Problem to work on:
Word for word, write the lines below out again, with no pictures.

+++ Entries provided

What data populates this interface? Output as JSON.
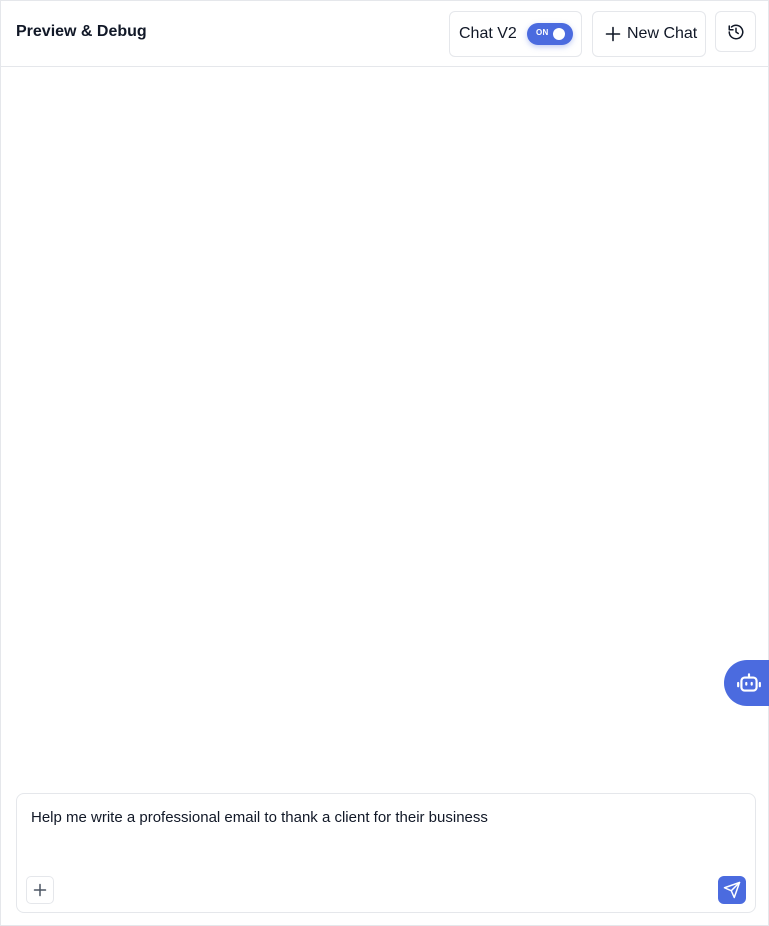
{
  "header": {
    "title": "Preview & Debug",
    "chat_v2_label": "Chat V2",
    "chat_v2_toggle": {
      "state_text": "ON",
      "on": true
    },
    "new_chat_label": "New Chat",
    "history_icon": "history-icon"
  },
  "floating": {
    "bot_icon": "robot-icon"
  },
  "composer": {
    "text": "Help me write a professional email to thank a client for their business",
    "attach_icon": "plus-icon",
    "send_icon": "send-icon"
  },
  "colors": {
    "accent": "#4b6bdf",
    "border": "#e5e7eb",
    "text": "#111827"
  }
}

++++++

Result of the task:
What data populates this interface? Output as JSON.
{
  "header": {
    "title": "Preview & Debug",
    "chat_v2_label": "Chat V2",
    "chat_v2_toggle": {
      "state_text": "ON",
      "on": true
    },
    "new_chat_label": "New Chat",
    "history_icon": "history-icon"
  },
  "floating": {
    "bot_icon": "robot-icon"
  },
  "composer": {
    "text": "Help me write a professional email to thank a client for their business",
    "attach_icon": "plus-icon",
    "send_icon": "send-icon"
  },
  "colors": {
    "accent": "#4b6bdf",
    "border": "#e5e7eb",
    "text": "#111827"
  }
}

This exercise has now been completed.